Two seasons into his creative director role at Courrèges, Nicolas Di Felice staged his first physical runway show in a huge painted square on the grass of the Bois de Vincennes, a park on the outside of Paris. For Di Felice, the location is a symbol of freedom and liberation, the place where he reunited with his boyfriend after lockdown and where he has spent past summers dancing. His offering had an equally optimistic and emancipating spirit, drawing on signature silhouettes from the Courrèges, like capes from the 1960s and 1990s, 1964 dresses made from a single strip of fabric and the favourite colours of its founder. Silhouettes were lean and waist-cinching, sporty and scintillating: flared rib leggings were layered with cut-out vinyl dresses, stripe jacquard halter-necks paired with thigh-high boots, and crop tops teamed with pant-silhouette cargo pants. Clothing for dancing all night with abandon, whatever patch of grass you choose.
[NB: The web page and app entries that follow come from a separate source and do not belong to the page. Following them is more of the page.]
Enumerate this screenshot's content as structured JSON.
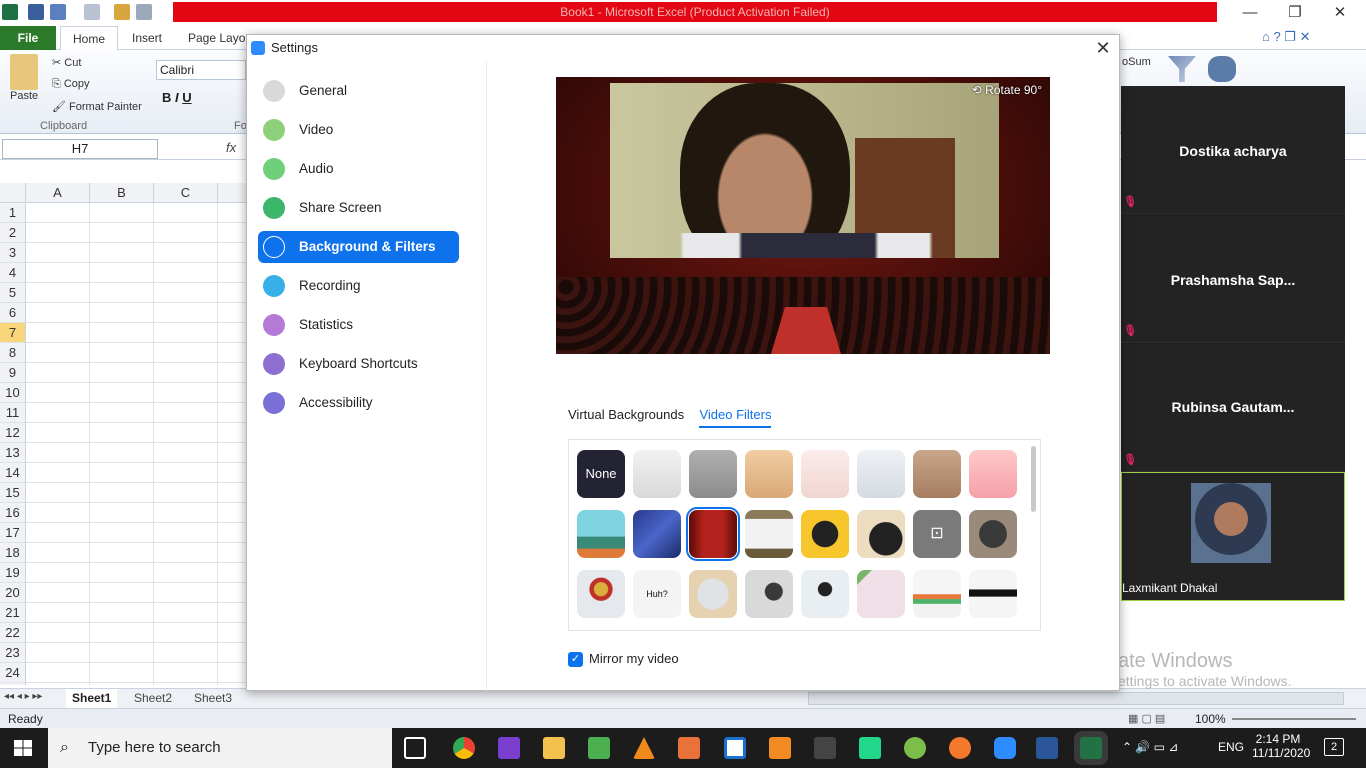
{
  "excel": {
    "window_title": "Book1 - Microsoft Excel (Product Activation Failed)",
    "file_tab": "File",
    "ribbon_tabs": [
      "Home",
      "Insert",
      "Page Layou"
    ],
    "clipboard": {
      "paste": "Paste",
      "cut": "Cut",
      "copy": "Copy",
      "format_painter": "Format Painter",
      "group": "Clipboard"
    },
    "font_name": "Calibri",
    "font_group": "Fo",
    "autosum": "oSum",
    "name_box": "H7",
    "fx": "fx",
    "columns": [
      "A",
      "B",
      "C"
    ],
    "rows": [
      "1",
      "2",
      "3",
      "4",
      "5",
      "6",
      "7",
      "8",
      "9",
      "10",
      "11",
      "12",
      "13",
      "14",
      "15",
      "16",
      "17",
      "18",
      "19",
      "20",
      "21",
      "22",
      "23",
      "24"
    ],
    "sheets": [
      "Sheet1",
      "Sheet2",
      "Sheet3"
    ],
    "status": "Ready",
    "zoom": "100%"
  },
  "settings": {
    "title": "Settings",
    "nav": [
      {
        "label": "General",
        "icon": "gear-icon",
        "color": "#d9d9d9"
      },
      {
        "label": "Video",
        "icon": "video-icon",
        "color": "#8ed07a"
      },
      {
        "label": "Audio",
        "icon": "headphones-icon",
        "color": "#6fcf7a"
      },
      {
        "label": "Share Screen",
        "icon": "share-screen-icon",
        "color": "#3bb56a"
      },
      {
        "label": "Background & Filters",
        "icon": "background-icon",
        "color": "#ffffff"
      },
      {
        "label": "Recording",
        "icon": "recording-icon",
        "color": "#36b0e6"
      },
      {
        "label": "Statistics",
        "icon": "statistics-icon",
        "color": "#b47ad6"
      },
      {
        "label": "Keyboard Shortcuts",
        "icon": "keyboard-icon",
        "color": "#8e6fd0"
      },
      {
        "label": "Accessibility",
        "icon": "accessibility-icon",
        "color": "#7a6fd6"
      }
    ],
    "active_nav": "Background & Filters",
    "rotate": "Rotate 90°",
    "tabs": [
      "Virtual Backgrounds",
      "Video Filters"
    ],
    "active_tab": "Video Filters",
    "filter_none": "None",
    "filter_huh": "Huh?",
    "mirror_label": "Mirror my video",
    "mirror_checked": true
  },
  "participants": [
    {
      "name": "Dostika acharya",
      "muted": true
    },
    {
      "name": "Prashamsha  Sap...",
      "muted": true
    },
    {
      "name": "Rubinsa  Gautam...",
      "muted": true
    },
    {
      "name": "Laxmikant Dhakal",
      "muted": false
    }
  ],
  "watermark": {
    "line1": "ate Windows",
    "line2": "ettings to activate Windows."
  },
  "taskbar": {
    "search_placeholder": "Type here to search",
    "language": "ENG",
    "time": "2:14 PM",
    "date": "11/11/2020",
    "notifications": "2"
  }
}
Anthony Vaccarello returned to Paris Fashion Week with a breathtaking show en plein air, featuring the Eiffel Tower as its twinkling backdrop and boasting a show set with a streaming waterfall at its centre. The creative director dedicated the show to Palomo Picasso, the red lipstick-clad, costume jewellery-swathed accessories designer who brought a glamorous, thrift-elevating modernity to Yves Saint Laurent's atelier when she began working with him in the late 1960s. Here, the silhouette was sleek, strong and sophisticated, oozing glamour, celebrating bold colour and the female form. Le Smoking was reimagined as a lean suit with leggings; cut-out spandex bodysuits twisted around the body; dresses were severe in the shoulder and imagined in bright oranges and lilacs; and stilettos were vertiginous in their silhouette. At the show's finale, water poured down onto the runway, illuminated by hundreds of dazzling spotlights, a symbol of vital hydration to the thirsty runway show-starved audience.
Over the past 18 months, memory has acted as a powerful tool for relieving us from monotony. It's something that South African designer Thebe Magugu valued for S/S 2022, creating a collection based on the idea of ‘memory as a reservoir for optimism’, drawing on silhouettes in old family photographs, like his grandmother's pleated skirts and blouses from the 1950s, his mother's 1960s leg-of-mutton sleeves and 1970s mini skirts. The designer's Genealogy collection was showcased through a round-table discussion, with Magugu's family poring over old images, tiled against look-book video of hybrid, narrative-swathed and decade-spanning silhouettes featuring handkerchief-cut lilac dresses with seductive keyhole cut-outs, bright red playsuits with frothing feather trim, and skirts and jackets tessellated with family photos, inspired by regal portraits printed onto calico.
Shimmering silk fringing, pleated tiger print, picnic blanket checks, optical stripes, the fabrics showcased on Austrian-Nigerian designer Ize’s S/S 2022 catwalk were sumptuous and tactile in their finish. Spring sees an effusion of optimistic tones and patterns, a signature of the designer, who made his Paris debut for A/W 2020. Ize has a weaving factory in Nigeria, where the majority of his materials are crafted. Here, they translated into insouciant, easy and layered men's and women's shapes, from soft tailoring to sarong skirts, lean knitwear to fluid dresses, paired with sporty caps, slouchy shoulder bags and buckled sandals.